WORK TASK: Reproduce the entries word for word but drop every picture.

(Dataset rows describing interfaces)
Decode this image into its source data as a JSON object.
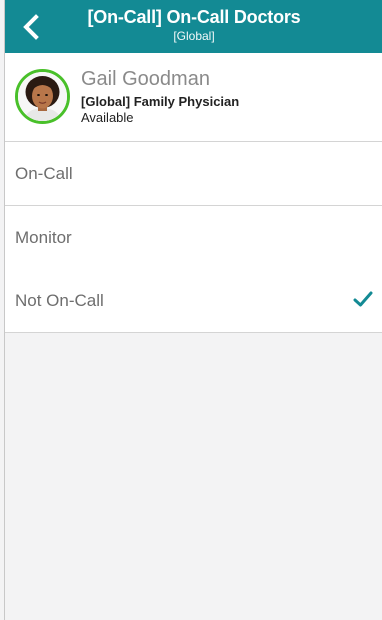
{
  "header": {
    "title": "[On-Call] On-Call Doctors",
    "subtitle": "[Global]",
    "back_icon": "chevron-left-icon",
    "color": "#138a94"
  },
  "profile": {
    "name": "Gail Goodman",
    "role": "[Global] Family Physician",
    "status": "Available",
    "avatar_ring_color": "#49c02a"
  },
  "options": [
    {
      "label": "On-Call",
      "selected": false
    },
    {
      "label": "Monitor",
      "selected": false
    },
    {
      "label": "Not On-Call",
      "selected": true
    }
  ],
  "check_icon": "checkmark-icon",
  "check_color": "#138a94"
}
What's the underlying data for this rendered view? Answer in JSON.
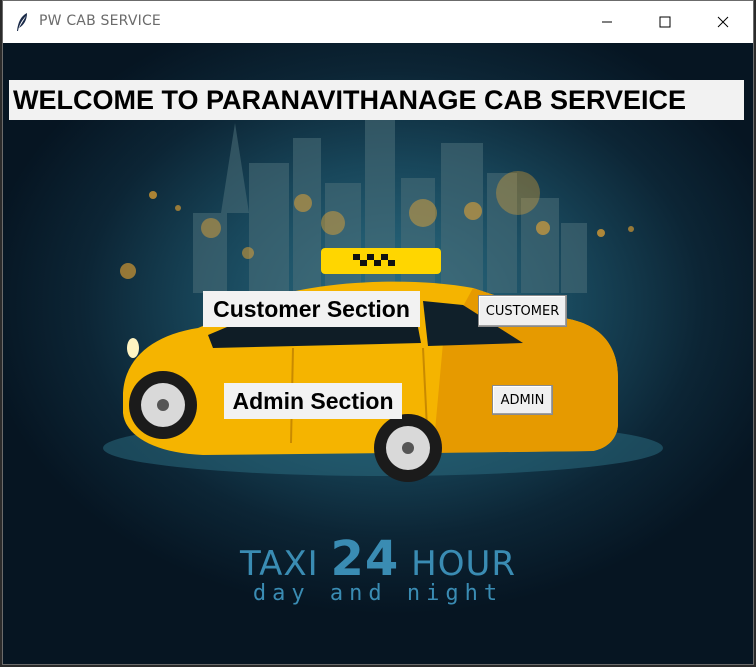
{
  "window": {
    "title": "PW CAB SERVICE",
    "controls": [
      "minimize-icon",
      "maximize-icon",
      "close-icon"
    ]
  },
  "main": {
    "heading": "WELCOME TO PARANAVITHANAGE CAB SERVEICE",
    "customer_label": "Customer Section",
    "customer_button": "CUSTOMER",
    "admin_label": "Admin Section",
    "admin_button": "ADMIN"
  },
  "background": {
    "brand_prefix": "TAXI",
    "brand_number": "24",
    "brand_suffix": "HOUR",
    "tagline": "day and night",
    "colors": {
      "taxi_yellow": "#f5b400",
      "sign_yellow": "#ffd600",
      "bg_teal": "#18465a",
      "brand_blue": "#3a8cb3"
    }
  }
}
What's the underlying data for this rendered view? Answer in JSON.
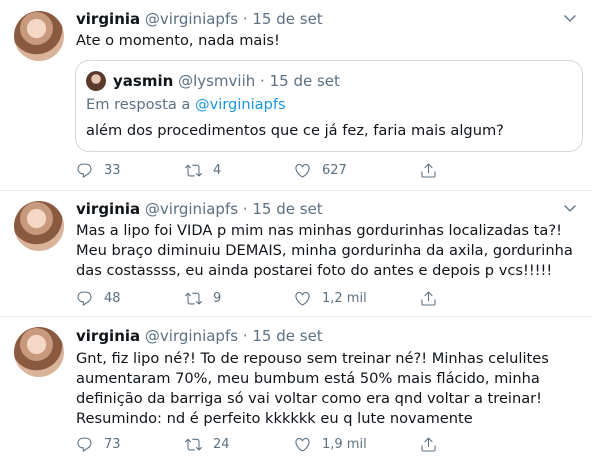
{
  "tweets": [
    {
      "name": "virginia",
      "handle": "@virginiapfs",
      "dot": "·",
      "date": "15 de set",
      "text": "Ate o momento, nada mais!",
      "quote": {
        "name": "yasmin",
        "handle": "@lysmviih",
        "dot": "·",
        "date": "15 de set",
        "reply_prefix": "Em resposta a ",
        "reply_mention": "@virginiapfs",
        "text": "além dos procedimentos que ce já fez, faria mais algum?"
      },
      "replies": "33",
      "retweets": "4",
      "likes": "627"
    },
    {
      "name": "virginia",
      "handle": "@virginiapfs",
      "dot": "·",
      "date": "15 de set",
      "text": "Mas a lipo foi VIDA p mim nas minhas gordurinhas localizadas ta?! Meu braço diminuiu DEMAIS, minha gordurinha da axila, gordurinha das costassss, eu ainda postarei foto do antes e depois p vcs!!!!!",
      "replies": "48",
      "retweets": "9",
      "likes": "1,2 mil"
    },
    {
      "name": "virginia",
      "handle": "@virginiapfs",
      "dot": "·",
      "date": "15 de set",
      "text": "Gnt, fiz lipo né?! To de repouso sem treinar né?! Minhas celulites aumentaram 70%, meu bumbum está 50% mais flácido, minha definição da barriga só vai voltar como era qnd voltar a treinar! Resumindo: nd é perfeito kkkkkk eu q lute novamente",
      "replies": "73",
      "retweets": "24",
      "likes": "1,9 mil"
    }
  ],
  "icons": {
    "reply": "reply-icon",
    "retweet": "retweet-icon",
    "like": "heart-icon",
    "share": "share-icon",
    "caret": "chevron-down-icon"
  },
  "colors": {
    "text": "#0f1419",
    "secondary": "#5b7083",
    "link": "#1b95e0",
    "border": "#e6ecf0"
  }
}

OUTPUT FOR THIS TASK:
Decode this image into its source data as a JSON object.
{
  "header": {
    "title": "[On-Call] On-Call Doctors",
    "subtitle": "[Global]",
    "back_icon": "chevron-left-icon",
    "color": "#138a94"
  },
  "profile": {
    "name": "Gail Goodman",
    "role": "[Global] Family Physician",
    "status": "Available",
    "avatar_ring_color": "#49c02a"
  },
  "options": [
    {
      "label": "On-Call",
      "selected": false
    },
    {
      "label": "Monitor",
      "selected": false
    },
    {
      "label": "Not On-Call",
      "selected": true
    }
  ],
  "check_icon": "checkmark-icon",
  "check_color": "#138a94"
}
What's the underlying data for this rendered view? Answer in JSON.
{
  "window": {
    "title": "PW CAB SERVICE",
    "controls": [
      "minimize-icon",
      "maximize-icon",
      "close-icon"
    ]
  },
  "main": {
    "heading": "WELCOME TO PARANAVITHANAGE CAB SERVEICE",
    "customer_label": "Customer Section",
    "customer_button": "CUSTOMER",
    "admin_label": "Admin Section",
    "admin_button": "ADMIN"
  },
  "background": {
    "brand_prefix": "TAXI",
    "brand_number": "24",
    "brand_suffix": "HOUR",
    "tagline": "day and night",
    "colors": {
      "taxi_yellow": "#f5b400",
      "sign_yellow": "#ffd600",
      "bg_teal": "#18465a",
      "brand_blue": "#3a8cb3"
    }
  }
}
What's the underlying data for this rendered view? Answer in JSON.
{
  "tweets": [
    {
      "name": "virginia",
      "handle": "@virginiapfs",
      "dot": "·",
      "date": "15 de set",
      "text": "Ate o momento, nada mais!",
      "quote": {
        "name": "yasmin",
        "handle": "@lysmviih",
        "dot": "·",
        "date": "15 de set",
        "reply_prefix": "Em resposta a ",
        "reply_mention": "@virginiapfs",
        "text": "além dos procedimentos que ce já fez, faria mais algum?"
      },
      "replies": "33",
      "retweets": "4",
      "likes": "627"
    },
    {
      "name": "virginia",
      "handle": "@virginiapfs",
      "dot": "·",
      "date": "15 de set",
      "text": "Mas a lipo foi VIDA p mim nas minhas gordurinhas localizadas ta?! Meu braço diminuiu DEMAIS, minha gordurinha da axila, gordurinha das costassss, eu ainda postarei foto do antes e depois p vcs!!!!!",
      "replies": "48",
      "retweets": "9",
      "likes": "1,2 mil"
    },
    {
      "name": "virginia",
      "handle": "@virginiapfs",
      "dot": "·",
      "date": "15 de set",
      "text": "Gnt, fiz lipo né?! To de repouso sem treinar né?! Minhas celulites aumentaram 70%, meu bumbum está 50% mais flácido, minha definição da barriga só vai voltar como era qnd voltar a treinar! Resumindo: nd é perfeito kkkkkk eu q lute novamente",
      "replies": "73",
      "retweets": "24",
      "likes": "1,9 mil"
    }
  ],
  "icons": {
    "reply": "reply-icon",
    "retweet": "retweet-icon",
    "like": "heart-icon",
    "share": "share-icon",
    "caret": "chevron-down-icon"
  },
  "colors": {
    "text": "#0f1419",
    "secondary": "#5b7083",
    "link": "#1b95e0",
    "border": "#e6ecf0"
  }
}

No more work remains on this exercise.